Lee Richardson Zoo is happy to welcome two young male African lions to Garden City. Asani and Bantu, both 2 years old, arrived from Zoo Miami in Florida and made their first public appearance in Garden City on Thursday after having some time to adjust to their new home.
The move was recommended as part of the Association of Zoos and Aquariums’ Species Survival Plan (SSP). The SSP is a collaborative effort working toward genetically and demographically healthy populations to aid in the conservation of the species.
“I’m looking forward to watching them grow up and play with all the enrichment we’ll offer them,” said primary lion keeper Rachel Meili. “I’m sure those who visit the zoo will have a marvelous time too.”
Bantu is slightly darker and larger than his brother Asani. Bantu also has a fuller mane. Due to their ages, their manes still have a way to go before they compare to that of Razi, the 10-year-old male who also lives at Lee Richardson Zoo. The brothers and Razi’s family will live at the zoo as separate prides.
In 2007, Razi, who was born at Denver Zoo, came to Lee Richardson Zoo to join Amali who is a year his senior and was born in Garden City. The pair has produced two litters of cubs including Lulu, who was born last year and remains with her parents. Lulu’s brothers moved to the Denver Zoo earlier this year.
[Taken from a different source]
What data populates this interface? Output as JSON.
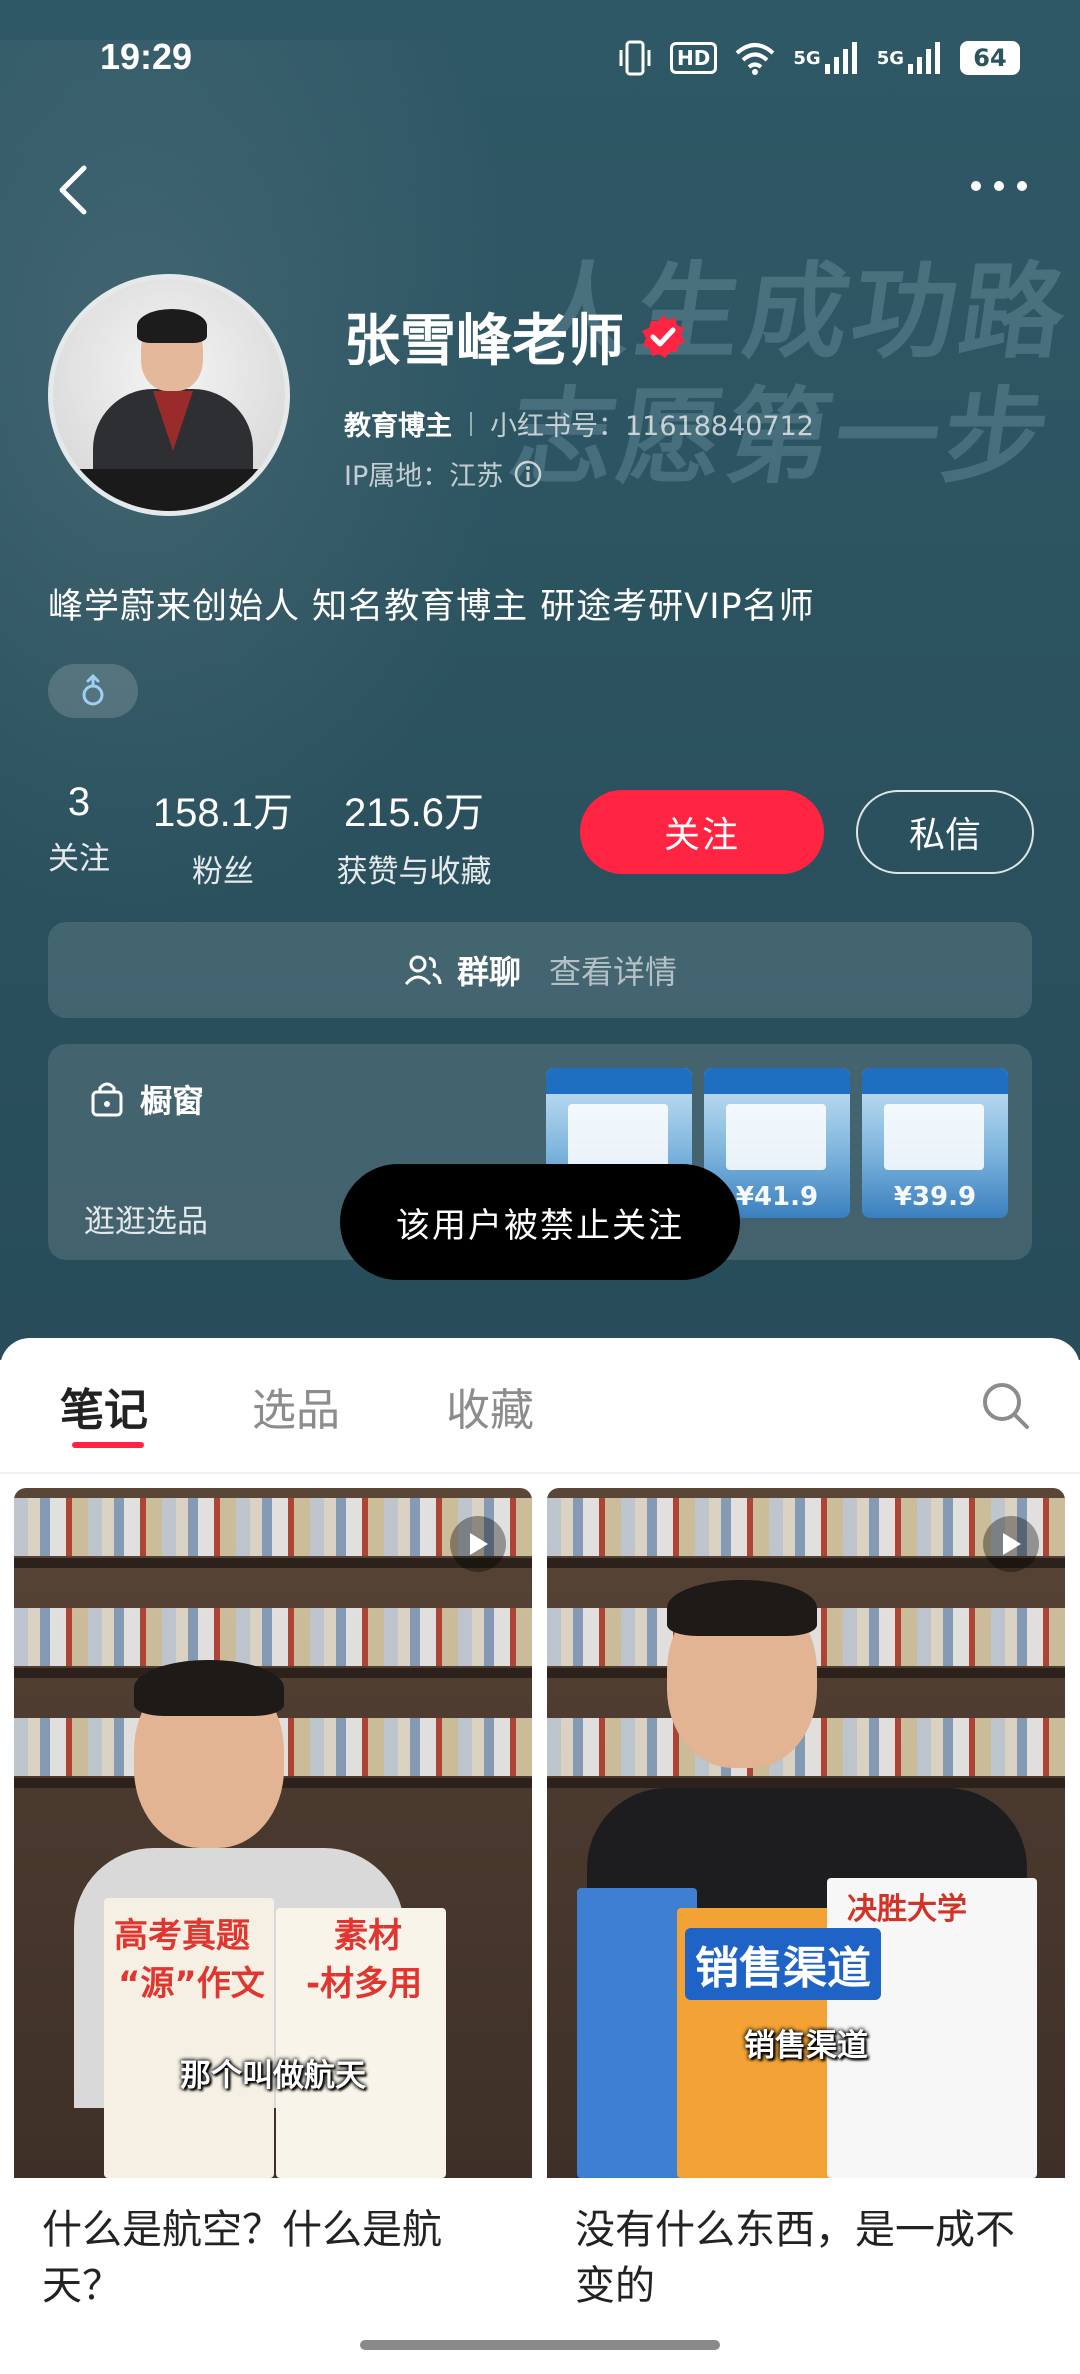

Cubs from the first litter now live in Zoo New England in Boston, Massachusetts and Sedgwick County Zoo in Wichita, Kansas while Amali’s brother, Shambe, is in NEW Zoo in Green Bay, Wisconsin.
African lions have lost much of their habitat in Africa to human development and now exist mainly in wildlife preserves. Remaining populations are isolated from one another, and are in danger of becoming inbred, which leads to further population decline. Some populations have been decimated by canine distemper spread by domestic dogs.
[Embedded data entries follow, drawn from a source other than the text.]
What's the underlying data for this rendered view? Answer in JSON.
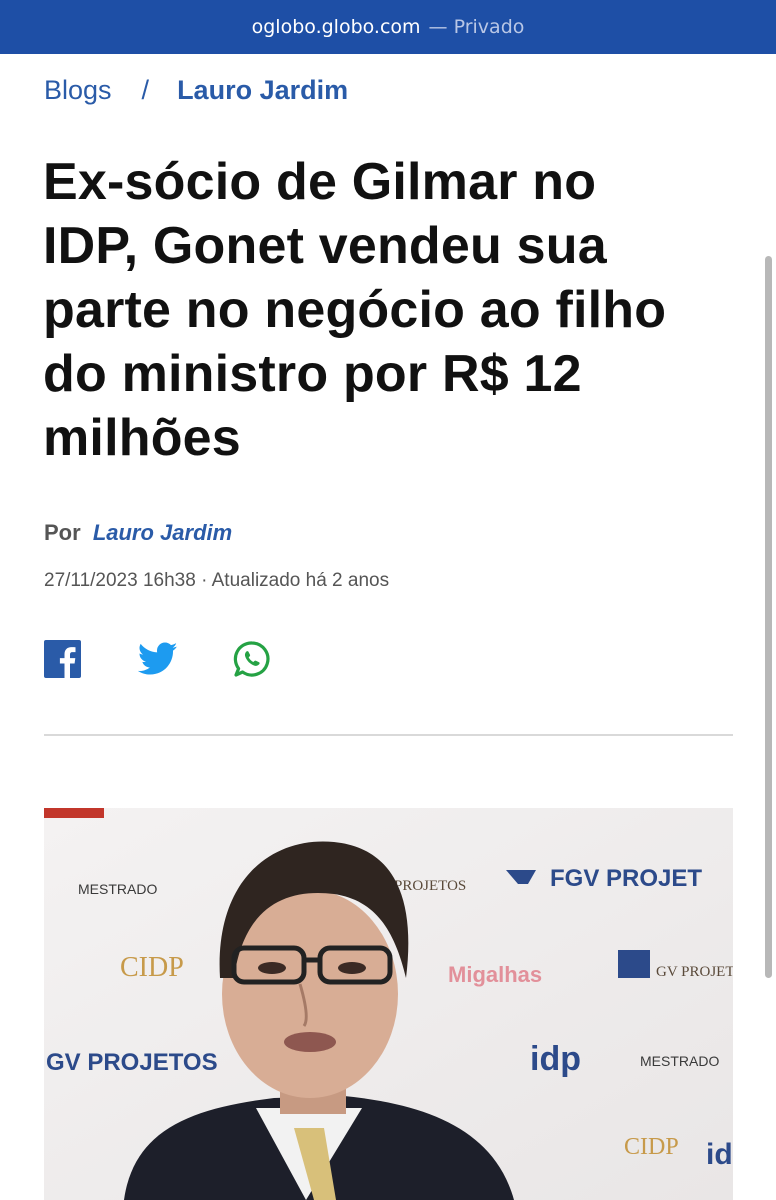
{
  "browser": {
    "domain": "oglobo.globo.com",
    "mode_label": "— Privado"
  },
  "breadcrumb": {
    "section": "Blogs",
    "separator": "/",
    "blog": "Lauro Jardim"
  },
  "article": {
    "headline_lines": [
      "Ex-sócio de Gilmar no",
      "IDP, Gonet vendeu sua",
      "parte no negócio ao filho",
      "do ministro por R$ 12",
      "milhões"
    ],
    "byline_prefix": "Por",
    "author": "Lauro Jardim",
    "dateline": "27/11/2023 16h38 · Atualizado há 2 anos"
  },
  "share": {
    "icons": [
      "facebook-icon",
      "twitter-icon",
      "whatsapp-icon"
    ],
    "colors": {
      "facebook": "#2a5ba8",
      "twitter": "#1d9bf0",
      "whatsapp": "#25a244"
    }
  },
  "photo": {
    "backdrop_texts": [
      "MESTRADO",
      "FGV PROJET",
      "PROJETOS",
      "GV PROJETOS",
      "MESTRADO",
      "CIDP",
      "idp",
      "CIDP",
      "id"
    ]
  },
  "colors": {
    "urlbar": "#1e4fa6",
    "link": "#2a5ba8",
    "headline": "#111111"
  }
}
Lee Richardson Zoo is open 8 a.m. to 5 p.m. for guests to enjoy and connect with nature.